- [TASK OBJECTIVE]: When you copy the data that follows, reproduce every word exactly and leave out the images.
**** RECORDED INFORMATION
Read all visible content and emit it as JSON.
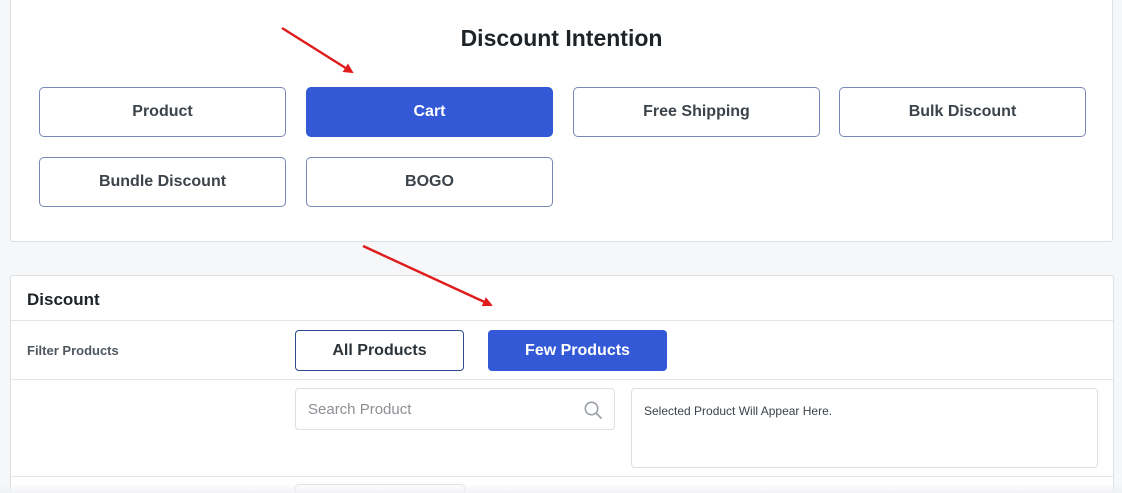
{
  "intention": {
    "title": "Discount Intention",
    "options": [
      {
        "label": "Product",
        "active": false
      },
      {
        "label": "Cart",
        "active": true
      },
      {
        "label": "Free Shipping",
        "active": false
      },
      {
        "label": "Bulk Discount",
        "active": false
      },
      {
        "label": "Bundle Discount",
        "active": false
      },
      {
        "label": "BOGO",
        "active": false
      }
    ]
  },
  "discount": {
    "title": "Discount",
    "filter_label": "Filter Products",
    "filter_options": [
      {
        "label": "All Products",
        "active": false
      },
      {
        "label": "Few Products",
        "active": true
      }
    ],
    "search_placeholder": "Search Product",
    "selected_placeholder": "Selected Product Will Appear Here."
  },
  "colors": {
    "accent": "#3359d6",
    "arrow": "#e01b1b",
    "border": "#7a86b8"
  },
  "icons": {
    "search": "search-icon"
  }
}
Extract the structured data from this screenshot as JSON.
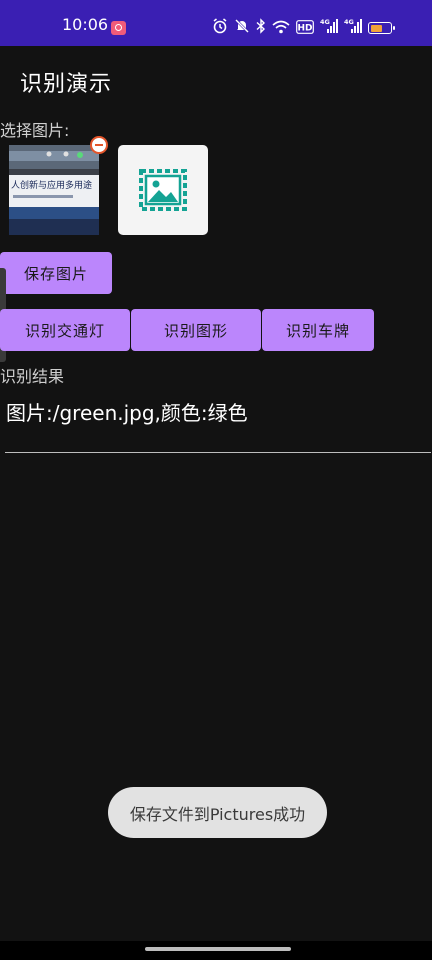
{
  "status_bar": {
    "time": "10:06",
    "bg_color": "#3a1fb3",
    "icons": [
      "screen-record-icon",
      "alarm-icon",
      "mute-icon",
      "bluetooth-icon",
      "wifi-icon",
      "hd-icon",
      "signal-4g-icon",
      "signal-4g-icon",
      "battery-icon"
    ],
    "hd_label": "HD",
    "net_label_1": "4G",
    "net_label_2": "4G",
    "battery_level": 0.6,
    "battery_color": "#f2a33a"
  },
  "app_bar": {
    "title": "识别演示"
  },
  "image_picker": {
    "label": "选择图片:",
    "photo_caption": "人创新与应用多用途",
    "add_icon": "image-placeholder-icon",
    "remove_icon": "remove-icon"
  },
  "actions": {
    "save_label": "保存图片",
    "traffic_light_label": "识别交通灯",
    "shape_label": "识别图形",
    "plate_label": "识别车牌",
    "accent_color": "#bb86fc"
  },
  "result": {
    "label": "识别结果",
    "text": "图片:/green.jpg,颜色:绿色"
  },
  "toast": {
    "message": "保存文件到Pictures成功"
  }
}
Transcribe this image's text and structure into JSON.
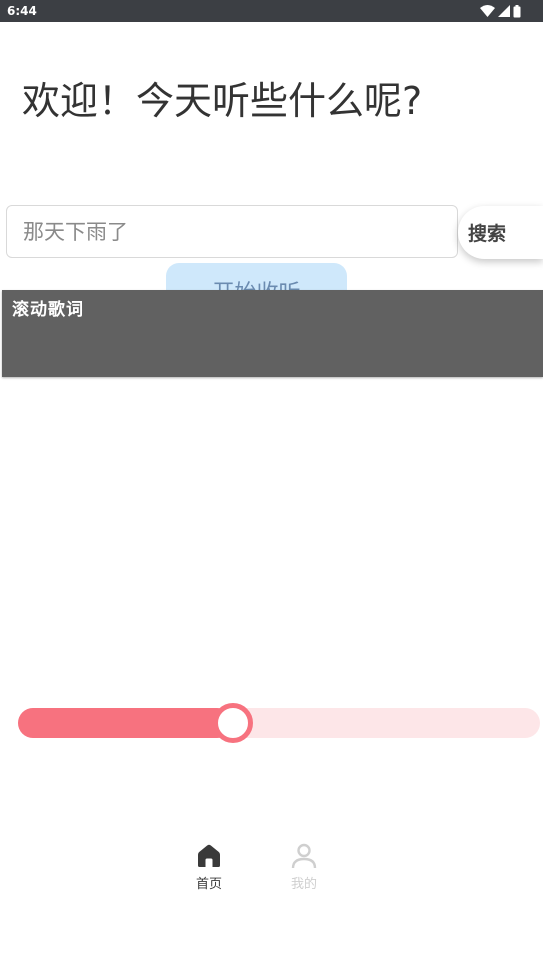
{
  "status_bar": {
    "time": "6:44",
    "icons": [
      "wifi-icon",
      "signal-icon",
      "battery-icon"
    ]
  },
  "greeting": "欢迎！今天听些什么呢?",
  "search": {
    "placeholder": "那天下雨了",
    "button_label": "搜索"
  },
  "listen_button_label": "开始收听",
  "lyrics_overlay": {
    "title": "滚动歌词"
  },
  "slider": {
    "progress_percent": 41
  },
  "tabs": [
    {
      "label": "首页",
      "icon": "home-icon",
      "active": true
    },
    {
      "label": "我的",
      "icon": "person-icon",
      "active": false
    }
  ],
  "colors": {
    "accent": "#f7727f",
    "track": "#fde6e8",
    "listen_button_bg": "#cfe8fb",
    "overlay_bg": "#616161",
    "status_bar_bg": "#3c3f44"
  }
}
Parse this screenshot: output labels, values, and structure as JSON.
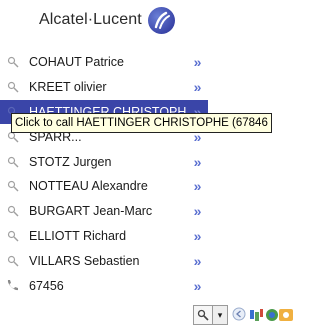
{
  "brand": {
    "name": "Alcatel·Lucent"
  },
  "contacts": [
    {
      "name": "COHAUT Patrice",
      "icon": "search-icon"
    },
    {
      "name": "KREET olivier",
      "icon": "search-icon"
    },
    {
      "name": "HAETTINGER CHRISTOPHE",
      "icon": "search-icon",
      "selected": true
    },
    {
      "name": "SPARR...",
      "icon": "search-icon"
    },
    {
      "name": "STOTZ Jurgen",
      "icon": "search-icon"
    },
    {
      "name": "NOTTEAU Alexandre",
      "icon": "search-icon"
    },
    {
      "name": "BURGART Jean-Marc",
      "icon": "search-icon"
    },
    {
      "name": "ELLIOTT Richard",
      "icon": "search-icon"
    },
    {
      "name": "VILLARS Sebastien",
      "icon": "search-icon"
    },
    {
      "name": "67456",
      "icon": "phone-icon"
    }
  ],
  "arrow_glyph": "»",
  "tooltip": {
    "text": "Click to call HAETTINGER CHRISTOPHE (67846"
  },
  "taskbar": {
    "dropdown_glyph": "▾"
  },
  "colors": {
    "selected_bg": "#3a45a8",
    "arrow": "#5a6fd0",
    "tooltip_bg": "#ffffe1"
  }
}
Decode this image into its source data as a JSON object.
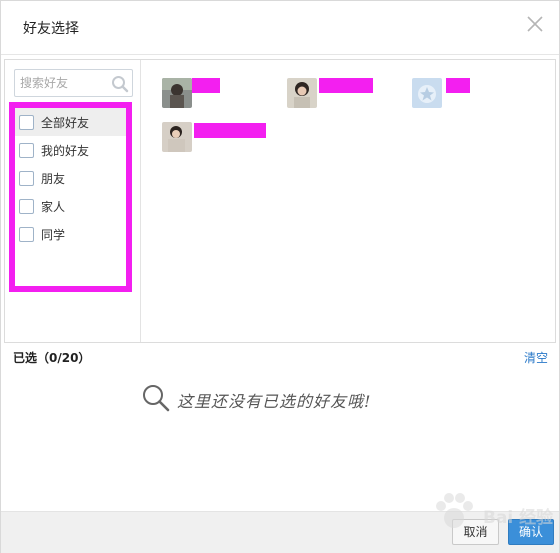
{
  "dialog": {
    "title": "好友选择",
    "close_icon": "close-icon"
  },
  "search": {
    "placeholder": "搜索好友",
    "icon": "search-icon"
  },
  "groups": [
    {
      "label": "全部好友",
      "checked": false,
      "active": true
    },
    {
      "label": "我的好友",
      "checked": false,
      "active": false
    },
    {
      "label": "朋友",
      "checked": false,
      "active": false
    },
    {
      "label": "家人",
      "checked": false,
      "active": false
    },
    {
      "label": "同学",
      "checked": false,
      "active": false
    }
  ],
  "friends": [
    {
      "avatar_icon": "avatar-photo-1",
      "name_redacted": true
    },
    {
      "avatar_icon": "avatar-photo-2",
      "name_redacted": true
    },
    {
      "avatar_icon": "avatar-default-star",
      "name_redacted": true
    },
    {
      "avatar_icon": "avatar-photo-3",
      "name_redacted": true
    }
  ],
  "selection": {
    "label": "已选（0/20）",
    "clear_label": "清空",
    "empty_message": "这里还没有已选的好友哦!",
    "empty_icon": "magnifier-icon"
  },
  "footer": {
    "cancel_label": "取消",
    "ok_label": "确认"
  },
  "watermark": {
    "text": "Bai 经验",
    "icon": "paw-icon"
  },
  "colors": {
    "highlight_box": "#f31ff0",
    "link": "#2a79c9",
    "primary_button": "#3b8fd9"
  }
}
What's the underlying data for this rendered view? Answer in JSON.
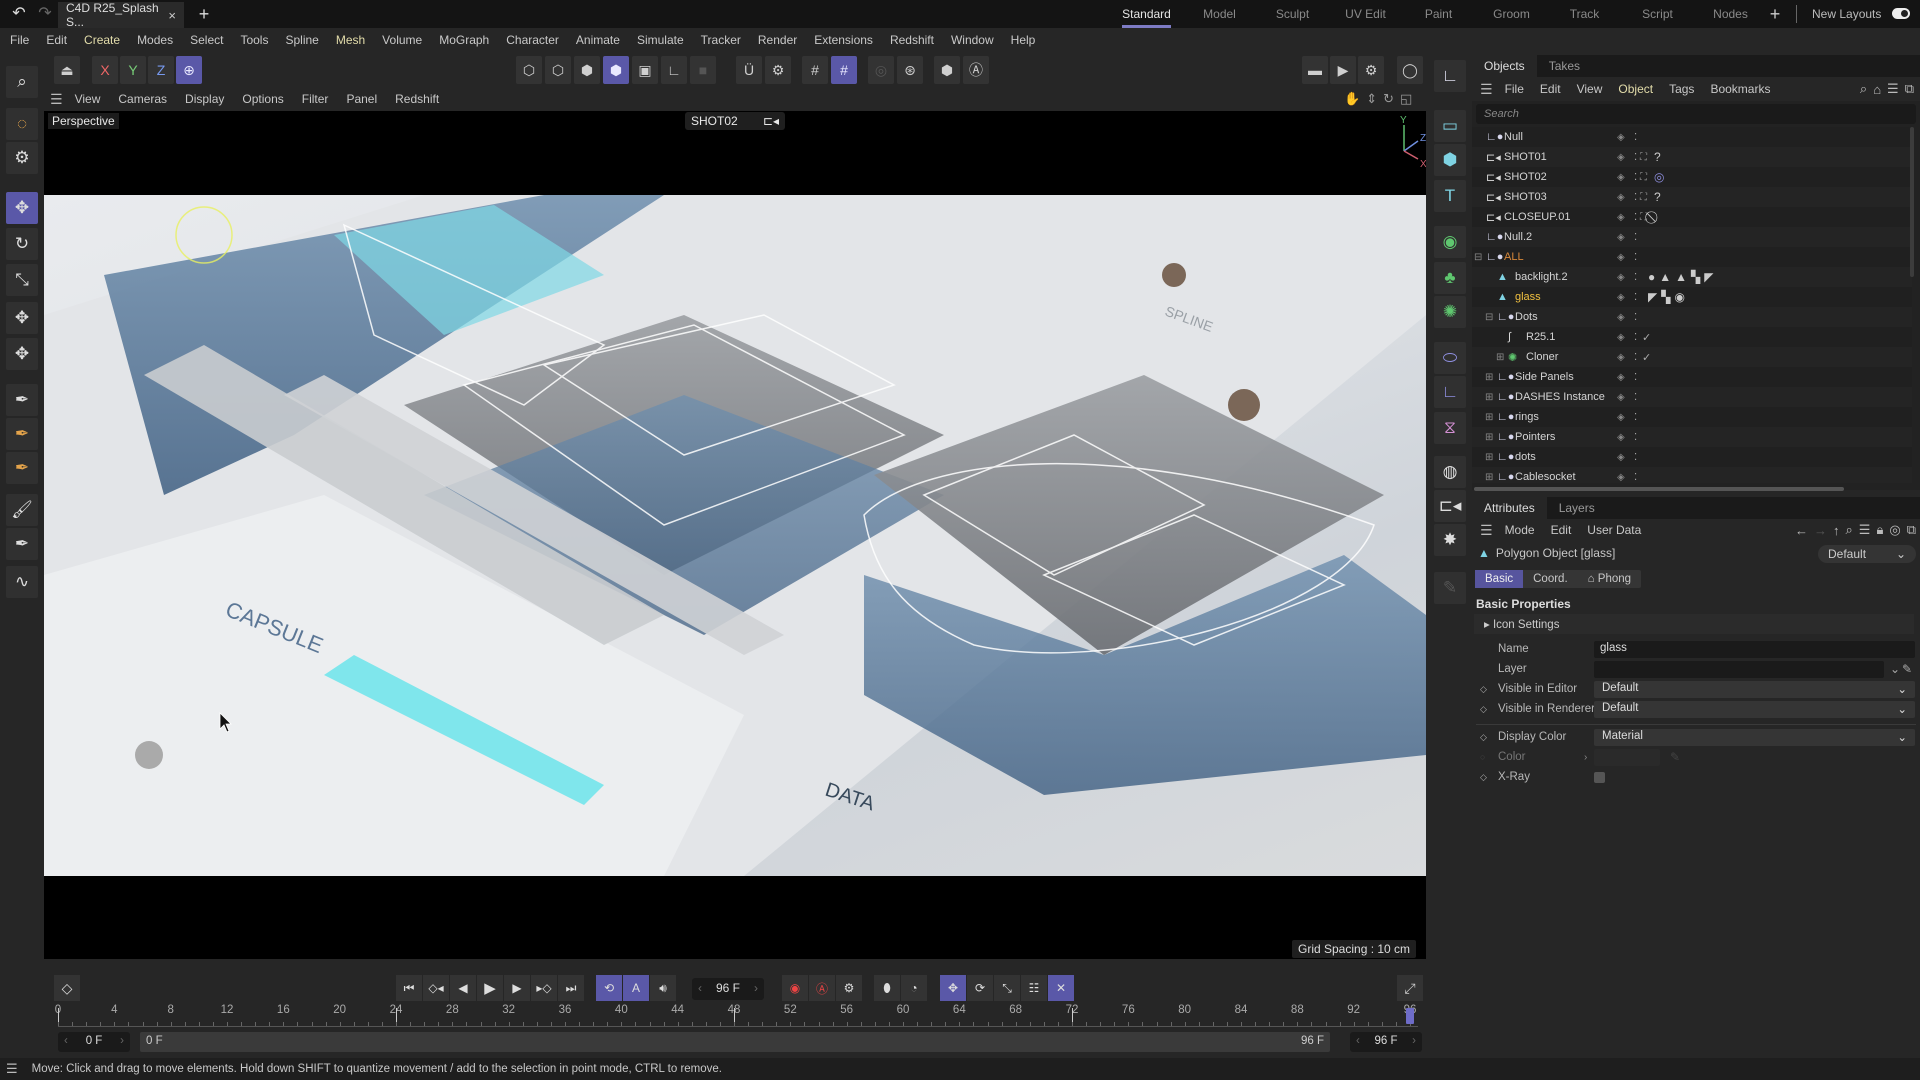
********
- [SOLUTION BELOW]:
Read all visible content and emit it as JSON.
{
  "intention": {
    "title": "Discount Intention",
    "options": [
      {
        "label": "Product",
        "active": false
      },
      {
        "label": "Cart",
        "active": true
      },
      {
        "label": "Free Shipping",
        "active": false
      },
      {
        "label": "Bulk Discount",
        "active": false
      },
      {
        "label": "Bundle Discount",
        "active": false
      },
      {
        "label": "BOGO",
        "active": false
      }
    ]
  },
  "discount": {
    "title": "Discount",
    "filter_label": "Filter Products",
    "filter_options": [
      {
        "label": "All Products",
        "active": false
      },
      {
        "label": "Few Products",
        "active": true
      }
    ],
    "search_placeholder": "Search Product",
    "selected_placeholder": "Selected Product Will Appear Here."
  },
  "colors": {
    "accent": "#3359d6",
    "arrow": "#e01b1b",
    "border": "#7a86b8"
  },
  "icons": {
    "search": "search-icon"
  }
}
Extract the structured data from this screenshot as JSON.
{
  "status_bar": {
    "time": "10:06",
    "bg_color": "#3a1fb3",
    "icons": [
      "screen-record-icon",
      "alarm-icon",
      "mute-icon",
      "bluetooth-icon",
      "wifi-icon",
      "hd-icon",
      "signal-4g-icon",
      "signal-4g-icon",
      "battery-icon"
    ],
    "hd_label": "HD",
    "net_label_1": "4G",
    "net_label_2": "4G",
    "battery_level": 0.6,
    "battery_color": "#f2a33a"
  },
  "app_bar": {
    "title": "识别演示"
  },
  "image_picker": {
    "label": "选择图片:",
    "photo_caption": "人创新与应用多用途",
    "add_icon": "image-placeholder-icon",
    "remove_icon": "remove-icon"
  },
  "actions": {
    "save_label": "保存图片",
    "traffic_light_label": "识别交通灯",
    "shape_label": "识别图形",
    "plate_label": "识别车牌",
    "accent_color": "#bb86fc"
  },
  "result": {
    "label": "识别结果",
    "text": "图片:/green.jpg,颜色:绿色"
  },
  "toast": {
    "message": "保存文件到Pictures成功"
  }
}
Transcribe this image's text and structure into JSON.
{
  "status_bar": {
    "time": "6:44",
    "icons": [
      "wifi-icon",
      "signal-icon",
      "battery-icon"
    ]
  },
  "greeting": "欢迎！今天听些什么呢?",
  "search": {
    "placeholder": "那天下雨了",
    "button_label": "搜索"
  },
  "listen_button_label": "开始收听",
  "lyrics_overlay": {
    "title": "滚动歌词"
  },
  "slider": {
    "progress_percent": 41
  },
  "tabs": [
    {
      "label": "首页",
      "icon": "home-icon",
      "active": true
    },
    {
      "label": "我的",
      "icon": "person-icon",
      "active": false
    }
  ],
  "colors": {
    "accent": "#f7727f",
    "track": "#fde6e8",
    "listen_button_bg": "#cfe8fb",
    "overlay_bg": "#616161",
    "status_bar_bg": "#3c3f44"
  }
}
Parse this screenshot: output labels, values, and structure as JSON.
{
  "brand": {
    "name": "Alcatel·Lucent"
  },
  "contacts": [
    {
      "name": "COHAUT Patrice",
      "icon": "search-icon"
    },
    {
      "name": "KREET olivier",
      "icon": "search-icon"
    },
    {
      "name": "HAETTINGER CHRISTOPHE",
      "icon": "search-icon",
      "selected": true
    },
    {
      "name": "SPARR...",
      "icon": "search-icon"
    },
    {
      "name": "STOTZ Jurgen",
      "icon": "search-icon"
    },
    {
      "name": "NOTTEAU Alexandre",
      "icon": "search-icon"
    },
    {
      "name": "BURGART Jean-Marc",
      "icon": "search-icon"
    },
    {
      "name": "ELLIOTT Richard",
      "icon": "search-icon"
    },
    {
      "name": "VILLARS Sebastien",
      "icon": "search-icon"
    },
    {
      "name": "67456",
      "icon": "phone-icon"
    }
  ],
  "arrow_glyph": "»",
  "tooltip": {
    "text": "Click to call HAETTINGER CHRISTOPHE (67846"
  },
  "taskbar": {
    "dropdown_glyph": "▾"
  },
  "colors": {
    "selected_bg": "#3a45a8",
    "arrow": "#5a6fd0",
    "tooltip_bg": "#ffffe1"
  }
}
Decode this image into its source data as a JSON object.
{
  "dialog": {
    "title": "好友选择",
    "close_icon": "close-icon"
  },
  "search": {
    "placeholder": "搜索好友",
    "icon": "search-icon"
  },
  "groups": [
    {
      "label": "全部好友",
      "checked": false,
      "active": true
    },
    {
      "label": "我的好友",
      "checked": false,
      "active": false
    },
    {
      "label": "朋友",
      "checked": false,
      "active": false
    },
    {
      "label": "家人",
      "checked": false,
      "active": false
    },
    {
      "label": "同学",
      "checked": false,
      "active": false
    }
  ],
  "friends": [
    {
      "avatar_icon": "avatar-photo-1",
      "name_redacted": true
    },
    {
      "avatar_icon": "avatar-photo-2",
      "name_redacted": true
    },
    {
      "avatar_icon": "avatar-default-star",
      "name_redacted": true
    },
    {
      "avatar_icon": "avatar-photo-3",
      "name_redacted": true
    }
  ],
  "selection": {
    "label": "已选（0/20）",
    "clear_label": "清空",
    "empty_message": "这里还没有已选的好友哦!",
    "empty_icon": "magnifier-icon"
  },
  "footer": {
    "cancel_label": "取消",
    "ok_label": "确认"
  },
  "watermark": {
    "text": "Bai 经验",
    "icon": "paw-icon"
  },
  "colors": {
    "highlight_box": "#f31ff0",
    "link": "#2a79c9",
    "primary_button": "#3b8fd9"
  }
}
What's the underlying data for this rendered view? Answer in JSON.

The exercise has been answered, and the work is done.